Herman Atkins spent eight years in a California prison for a rape he didn’t commit. When prosecutors in Riverside County realized he was the wrong man, they got a judge to release him. But the goodwill ended there — now that Atkins is suing for compensation for his lost years, prosecutors are fighting him hard, reports the Associated Press. Heading into Atkins’ new trial this month, prosecutors have argued that his innocence is irrelevant and should be kept from the jury. Even the DNA evidence that absolved him of the 1986 rape — evidence that showed a one in 300 billion possibility of guilt — might carry little weight.
His chances of winning any money are far from certain. The onus is on the ex-convicts to prove their cases under a patchwork of sometimes-tough legal requirements, even in states such as California that have unjust-conviction laws. Since DNA evidence started clearing convictions in 1989, the compensation issue has become more acute. The new technology has helped to release 144 people nationwide between 1989 and 2003, according to a University of Michigan study. Twenty-one states and the District of Columbia allow limited compensation, but many have tight filing deadlines, require pardons and make the exonerees prove they were “actually” innocent, as opposed to being released on a legal technicality. California allows $100 per day in compensation.
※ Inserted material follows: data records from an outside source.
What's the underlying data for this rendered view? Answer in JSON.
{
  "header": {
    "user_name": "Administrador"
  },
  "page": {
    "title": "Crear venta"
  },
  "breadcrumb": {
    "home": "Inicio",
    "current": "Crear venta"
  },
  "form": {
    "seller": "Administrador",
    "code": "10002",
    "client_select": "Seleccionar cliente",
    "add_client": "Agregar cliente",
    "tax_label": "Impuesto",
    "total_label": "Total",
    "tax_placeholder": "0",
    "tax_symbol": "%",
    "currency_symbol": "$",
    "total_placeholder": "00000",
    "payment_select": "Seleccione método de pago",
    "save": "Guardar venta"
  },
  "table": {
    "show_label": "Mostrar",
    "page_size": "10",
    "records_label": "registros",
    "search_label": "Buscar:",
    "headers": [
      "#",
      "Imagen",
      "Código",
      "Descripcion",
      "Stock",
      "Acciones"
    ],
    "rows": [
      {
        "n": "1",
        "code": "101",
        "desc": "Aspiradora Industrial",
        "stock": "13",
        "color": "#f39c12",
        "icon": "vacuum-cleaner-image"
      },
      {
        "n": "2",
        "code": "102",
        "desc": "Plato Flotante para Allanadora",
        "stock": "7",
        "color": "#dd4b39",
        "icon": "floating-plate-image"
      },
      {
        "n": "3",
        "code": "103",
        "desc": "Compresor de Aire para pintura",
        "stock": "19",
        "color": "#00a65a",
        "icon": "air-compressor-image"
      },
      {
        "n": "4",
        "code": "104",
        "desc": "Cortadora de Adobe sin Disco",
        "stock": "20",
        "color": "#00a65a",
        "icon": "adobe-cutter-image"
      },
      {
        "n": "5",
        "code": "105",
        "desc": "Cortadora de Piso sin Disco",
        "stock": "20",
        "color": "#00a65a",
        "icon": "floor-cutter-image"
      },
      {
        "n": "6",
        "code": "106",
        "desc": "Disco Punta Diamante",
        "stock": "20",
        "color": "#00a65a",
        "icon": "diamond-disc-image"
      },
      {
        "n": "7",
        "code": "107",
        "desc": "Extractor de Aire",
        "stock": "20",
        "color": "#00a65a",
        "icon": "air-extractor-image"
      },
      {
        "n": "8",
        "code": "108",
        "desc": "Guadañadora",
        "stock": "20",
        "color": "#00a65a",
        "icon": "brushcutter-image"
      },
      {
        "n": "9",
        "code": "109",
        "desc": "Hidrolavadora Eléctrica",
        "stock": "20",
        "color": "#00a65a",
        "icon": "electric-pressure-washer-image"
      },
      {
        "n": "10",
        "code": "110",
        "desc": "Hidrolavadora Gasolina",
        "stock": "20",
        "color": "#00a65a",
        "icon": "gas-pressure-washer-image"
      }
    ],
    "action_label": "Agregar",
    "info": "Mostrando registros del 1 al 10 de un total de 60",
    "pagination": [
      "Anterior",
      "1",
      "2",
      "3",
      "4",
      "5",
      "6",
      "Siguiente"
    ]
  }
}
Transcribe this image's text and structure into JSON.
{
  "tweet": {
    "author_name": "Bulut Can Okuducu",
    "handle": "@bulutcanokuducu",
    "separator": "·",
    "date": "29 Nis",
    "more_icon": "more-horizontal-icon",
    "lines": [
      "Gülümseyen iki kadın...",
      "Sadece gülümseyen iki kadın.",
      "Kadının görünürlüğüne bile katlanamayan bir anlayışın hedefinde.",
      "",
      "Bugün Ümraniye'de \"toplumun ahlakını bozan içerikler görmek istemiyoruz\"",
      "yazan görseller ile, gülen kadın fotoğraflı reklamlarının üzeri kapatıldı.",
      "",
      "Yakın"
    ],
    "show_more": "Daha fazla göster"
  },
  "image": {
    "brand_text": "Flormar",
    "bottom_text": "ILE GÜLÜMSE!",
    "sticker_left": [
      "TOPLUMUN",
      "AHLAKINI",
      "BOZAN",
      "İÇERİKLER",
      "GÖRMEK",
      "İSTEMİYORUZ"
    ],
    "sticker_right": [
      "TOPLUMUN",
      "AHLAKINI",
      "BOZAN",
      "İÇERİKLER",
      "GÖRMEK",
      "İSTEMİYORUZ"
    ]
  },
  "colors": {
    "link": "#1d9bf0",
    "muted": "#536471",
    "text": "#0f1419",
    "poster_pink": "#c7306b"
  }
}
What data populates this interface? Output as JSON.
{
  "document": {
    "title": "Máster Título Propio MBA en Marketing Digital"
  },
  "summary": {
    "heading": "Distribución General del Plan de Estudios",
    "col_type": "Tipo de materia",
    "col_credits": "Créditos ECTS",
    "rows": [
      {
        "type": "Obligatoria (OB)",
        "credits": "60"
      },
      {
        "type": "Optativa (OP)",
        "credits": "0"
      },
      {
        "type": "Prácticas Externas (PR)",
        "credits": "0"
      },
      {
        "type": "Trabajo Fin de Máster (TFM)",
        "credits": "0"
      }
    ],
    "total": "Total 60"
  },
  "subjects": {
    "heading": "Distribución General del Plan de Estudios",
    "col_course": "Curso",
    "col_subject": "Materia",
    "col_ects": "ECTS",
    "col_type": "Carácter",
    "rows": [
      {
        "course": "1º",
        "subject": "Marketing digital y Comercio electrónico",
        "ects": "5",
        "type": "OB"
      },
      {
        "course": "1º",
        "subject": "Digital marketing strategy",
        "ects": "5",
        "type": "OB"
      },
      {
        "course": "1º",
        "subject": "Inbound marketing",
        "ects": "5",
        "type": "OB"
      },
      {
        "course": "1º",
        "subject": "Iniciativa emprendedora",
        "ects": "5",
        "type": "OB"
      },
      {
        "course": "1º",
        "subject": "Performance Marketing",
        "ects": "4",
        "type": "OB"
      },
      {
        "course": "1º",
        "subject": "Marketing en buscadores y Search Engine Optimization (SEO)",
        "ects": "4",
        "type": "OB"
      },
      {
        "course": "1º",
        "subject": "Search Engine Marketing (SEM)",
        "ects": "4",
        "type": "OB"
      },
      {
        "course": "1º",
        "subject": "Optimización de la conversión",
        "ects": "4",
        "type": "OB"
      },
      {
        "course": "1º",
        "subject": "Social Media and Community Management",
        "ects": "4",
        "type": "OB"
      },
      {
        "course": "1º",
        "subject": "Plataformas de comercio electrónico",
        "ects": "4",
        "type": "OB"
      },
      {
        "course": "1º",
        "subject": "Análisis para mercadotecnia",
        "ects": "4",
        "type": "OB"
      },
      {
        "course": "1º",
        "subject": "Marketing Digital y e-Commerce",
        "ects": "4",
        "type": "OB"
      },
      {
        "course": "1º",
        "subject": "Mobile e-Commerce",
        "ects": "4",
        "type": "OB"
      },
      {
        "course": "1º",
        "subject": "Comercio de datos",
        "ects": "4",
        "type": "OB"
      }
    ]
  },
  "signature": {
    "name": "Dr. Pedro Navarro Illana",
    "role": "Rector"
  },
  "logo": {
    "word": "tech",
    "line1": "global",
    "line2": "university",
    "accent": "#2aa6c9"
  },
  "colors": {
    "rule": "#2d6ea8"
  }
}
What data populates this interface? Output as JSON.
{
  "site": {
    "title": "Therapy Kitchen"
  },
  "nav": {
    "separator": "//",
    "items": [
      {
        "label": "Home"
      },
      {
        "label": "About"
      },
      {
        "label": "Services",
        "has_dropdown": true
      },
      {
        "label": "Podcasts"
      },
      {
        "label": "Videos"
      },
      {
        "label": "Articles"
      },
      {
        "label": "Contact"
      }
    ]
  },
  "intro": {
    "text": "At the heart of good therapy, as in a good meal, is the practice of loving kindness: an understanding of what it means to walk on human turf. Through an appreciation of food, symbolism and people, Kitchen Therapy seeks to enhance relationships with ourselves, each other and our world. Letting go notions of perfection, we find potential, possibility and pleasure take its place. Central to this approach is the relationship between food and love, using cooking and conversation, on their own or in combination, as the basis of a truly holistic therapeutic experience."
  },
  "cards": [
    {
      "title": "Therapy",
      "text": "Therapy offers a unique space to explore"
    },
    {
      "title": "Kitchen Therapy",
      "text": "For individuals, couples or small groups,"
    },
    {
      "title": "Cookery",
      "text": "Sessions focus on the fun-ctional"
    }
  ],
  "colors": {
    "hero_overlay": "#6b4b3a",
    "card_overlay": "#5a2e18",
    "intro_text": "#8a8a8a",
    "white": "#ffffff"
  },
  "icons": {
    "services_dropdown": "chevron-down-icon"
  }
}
But that’s after proving innocence — a challenge many cannot meet, especially when there is no DNA evidence and the government puts up opposition.